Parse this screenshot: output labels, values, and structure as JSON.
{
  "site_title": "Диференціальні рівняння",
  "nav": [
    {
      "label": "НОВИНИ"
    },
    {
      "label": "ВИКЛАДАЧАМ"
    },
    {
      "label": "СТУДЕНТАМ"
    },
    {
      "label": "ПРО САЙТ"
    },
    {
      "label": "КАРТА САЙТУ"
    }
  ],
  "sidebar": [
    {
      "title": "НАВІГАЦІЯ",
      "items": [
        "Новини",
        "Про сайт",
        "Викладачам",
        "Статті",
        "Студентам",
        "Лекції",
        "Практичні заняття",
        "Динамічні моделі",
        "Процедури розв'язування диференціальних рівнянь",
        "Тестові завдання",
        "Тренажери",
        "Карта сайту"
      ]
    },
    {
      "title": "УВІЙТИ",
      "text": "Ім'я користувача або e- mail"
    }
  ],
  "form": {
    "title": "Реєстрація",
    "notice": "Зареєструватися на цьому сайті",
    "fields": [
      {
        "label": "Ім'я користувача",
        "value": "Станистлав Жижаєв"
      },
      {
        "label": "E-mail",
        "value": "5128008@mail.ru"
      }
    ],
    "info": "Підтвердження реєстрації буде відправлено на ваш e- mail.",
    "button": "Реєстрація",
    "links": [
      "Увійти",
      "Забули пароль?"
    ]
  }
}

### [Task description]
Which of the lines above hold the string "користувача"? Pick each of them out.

### [Reply to the exercise]
      "text": "Ім'я користувача або e- mail"
        "label": "Ім'я користувача",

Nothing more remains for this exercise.